**Problem statement**:
Look through the data below and show every line that includes "Garfield".

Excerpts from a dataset
==========

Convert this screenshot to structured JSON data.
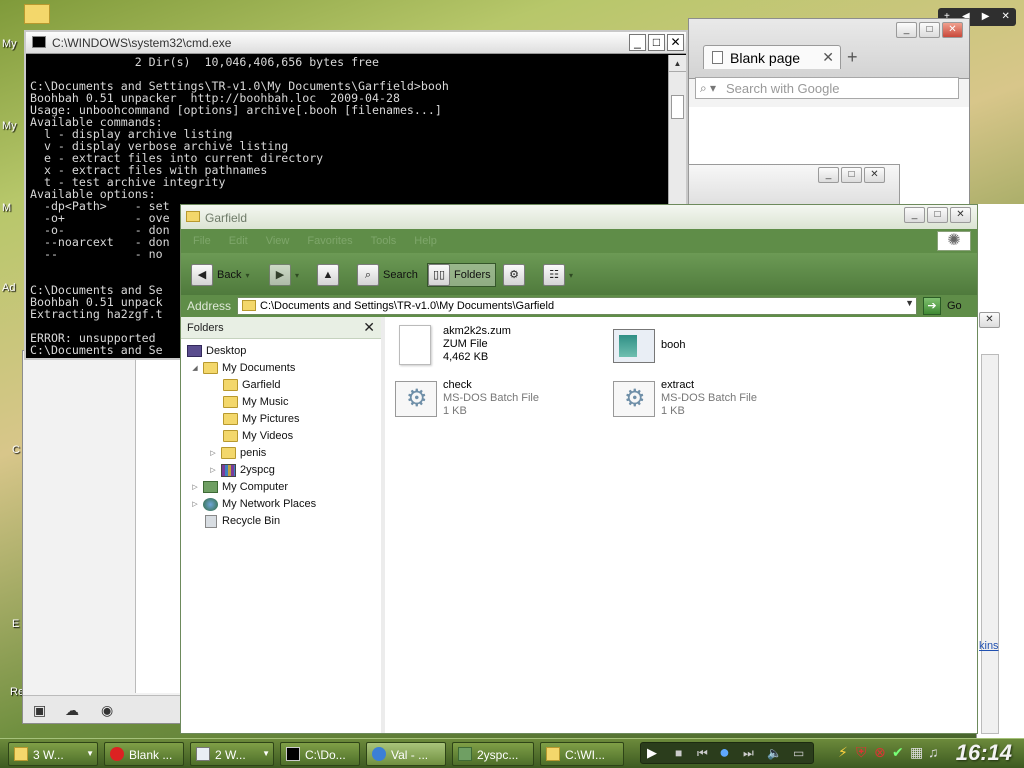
{
  "desktop": {
    "icons": [
      "My",
      "My",
      "M",
      "Ad",
      "C",
      "E",
      "Re"
    ]
  },
  "overlay_nav": {
    "plus": "+",
    "prev": "◀",
    "next": "▶",
    "close": "✕"
  },
  "browser": {
    "tab_title": "Blank page",
    "search_placeholder": "Search with Google"
  },
  "cmd": {
    "title": "C:\\WINDOWS\\system32\\cmd.exe",
    "lines": [
      "               2 Dir(s)  10,046,406,656 bytes free",
      "",
      "C:\\Documents and Settings\\TR-v1.0\\My Documents\\Garfield>booh",
      "Boohbah 0.51 unpacker  http://boohbah.loc  2009-04-28",
      "Usage: unboohcommand [options] archive[.booh [filenames...]",
      "Available commands:",
      "  l - display archive listing",
      "  v - display verbose archive listing",
      "  e - extract files into current directory",
      "  x - extract files with pathnames",
      "  t - test archive integrity",
      "Available options:",
      "  -dp<Path>    - set",
      "  -o+          - ove",
      "  -o-          - don",
      "  --noarcext   - don",
      "  --           - no ",
      "",
      "",
      "C:\\Documents and Se",
      "Boohbah 0.51 unpack",
      "Extracting ha2zgf.t",
      "",
      "ERROR: unsupported ",
      "C:\\Documents and Se"
    ]
  },
  "explorer": {
    "title": "Garfield",
    "menu": [
      "File",
      "Edit",
      "View",
      "Favorites",
      "Tools",
      "Help"
    ],
    "toolbar": {
      "back": "Back",
      "search": "Search",
      "folders": "Folders"
    },
    "address_label": "Address",
    "address_value": "C:\\Documents and Settings\\TR-v1.0\\My Documents\\Garfield",
    "go_label": "Go",
    "folders_pane_title": "Folders",
    "tree": [
      {
        "label": "Desktop"
      },
      {
        "label": "My Documents"
      },
      {
        "label": "Garfield"
      },
      {
        "label": "My Music"
      },
      {
        "label": "My Pictures"
      },
      {
        "label": "My Videos"
      },
      {
        "label": "penis"
      },
      {
        "label": "2yspcg"
      },
      {
        "label": "My Computer"
      },
      {
        "label": "My Network Places"
      },
      {
        "label": "Recycle Bin"
      }
    ],
    "files": [
      {
        "name": "akm2k2s.zum",
        "type": "ZUM File",
        "size": "4,462 KB"
      },
      {
        "name": "booh",
        "type": "",
        "size": ""
      },
      {
        "name": "check",
        "type": "MS-DOS Batch File",
        "size": "1 KB"
      },
      {
        "name": "extract",
        "type": "MS-DOS Batch File",
        "size": "1 KB"
      }
    ]
  },
  "right_window": {
    "link": "kins"
  },
  "taskbar": {
    "tasks": [
      "3 W...",
      "Blank ...",
      "2 W...",
      "C:\\Do...",
      "Val - ...",
      "2yspc...",
      "C:\\WI..."
    ],
    "clock": "16:14"
  },
  "colors": {
    "explorer_theme": "#5f8d48",
    "taskbar": "#4e6f2a",
    "cmd_bg": "#000000",
    "cmd_text": "#d8d8d8"
  }
}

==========

**Finished exercise**:
      "C:\\Documents and Settings\\TR-v1.0\\My Documents\\Garfield>booh",
    "title": "Garfield",
    "address_value": "C:\\Documents and Settings\\TR-v1.0\\My Documents\\Garfield",
        "label": "Garfield"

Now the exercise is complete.